**Task material:**
----------

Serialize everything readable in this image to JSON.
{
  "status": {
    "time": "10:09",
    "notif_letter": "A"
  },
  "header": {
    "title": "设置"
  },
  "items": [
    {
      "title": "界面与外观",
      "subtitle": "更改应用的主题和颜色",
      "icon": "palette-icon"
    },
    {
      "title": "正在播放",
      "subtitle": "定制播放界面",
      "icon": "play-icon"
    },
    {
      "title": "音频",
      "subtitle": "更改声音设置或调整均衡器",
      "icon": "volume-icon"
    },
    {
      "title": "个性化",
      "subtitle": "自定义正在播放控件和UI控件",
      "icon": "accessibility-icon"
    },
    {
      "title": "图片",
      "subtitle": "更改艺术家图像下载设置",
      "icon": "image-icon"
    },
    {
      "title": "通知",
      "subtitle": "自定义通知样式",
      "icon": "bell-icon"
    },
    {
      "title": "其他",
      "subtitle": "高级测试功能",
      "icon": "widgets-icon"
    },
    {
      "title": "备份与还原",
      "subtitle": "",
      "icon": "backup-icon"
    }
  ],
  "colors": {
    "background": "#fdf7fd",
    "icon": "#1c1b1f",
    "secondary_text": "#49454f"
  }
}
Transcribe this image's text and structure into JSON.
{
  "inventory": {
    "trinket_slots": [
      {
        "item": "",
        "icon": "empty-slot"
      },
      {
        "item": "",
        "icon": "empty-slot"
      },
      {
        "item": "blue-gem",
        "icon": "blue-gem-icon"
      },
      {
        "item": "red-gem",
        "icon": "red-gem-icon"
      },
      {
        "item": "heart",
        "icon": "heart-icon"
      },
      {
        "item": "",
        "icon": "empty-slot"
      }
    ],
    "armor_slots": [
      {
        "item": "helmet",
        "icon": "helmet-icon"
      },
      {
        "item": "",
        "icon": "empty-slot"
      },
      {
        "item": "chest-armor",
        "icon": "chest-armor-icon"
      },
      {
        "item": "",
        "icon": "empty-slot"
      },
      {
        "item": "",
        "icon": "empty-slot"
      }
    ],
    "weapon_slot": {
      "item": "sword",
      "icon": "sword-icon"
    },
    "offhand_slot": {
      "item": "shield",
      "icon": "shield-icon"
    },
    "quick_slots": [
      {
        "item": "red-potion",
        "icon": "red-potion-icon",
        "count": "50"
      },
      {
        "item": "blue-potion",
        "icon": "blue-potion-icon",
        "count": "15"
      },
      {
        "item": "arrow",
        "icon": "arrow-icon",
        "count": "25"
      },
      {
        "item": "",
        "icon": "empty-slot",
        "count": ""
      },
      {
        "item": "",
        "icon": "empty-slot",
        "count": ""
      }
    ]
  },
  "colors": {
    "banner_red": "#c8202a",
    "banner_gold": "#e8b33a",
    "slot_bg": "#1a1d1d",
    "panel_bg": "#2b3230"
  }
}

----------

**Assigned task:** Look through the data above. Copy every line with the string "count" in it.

**Output below:**
        "count": "50"
        "count": "15"
        "count": "25"
        "count": ""
        "count": ""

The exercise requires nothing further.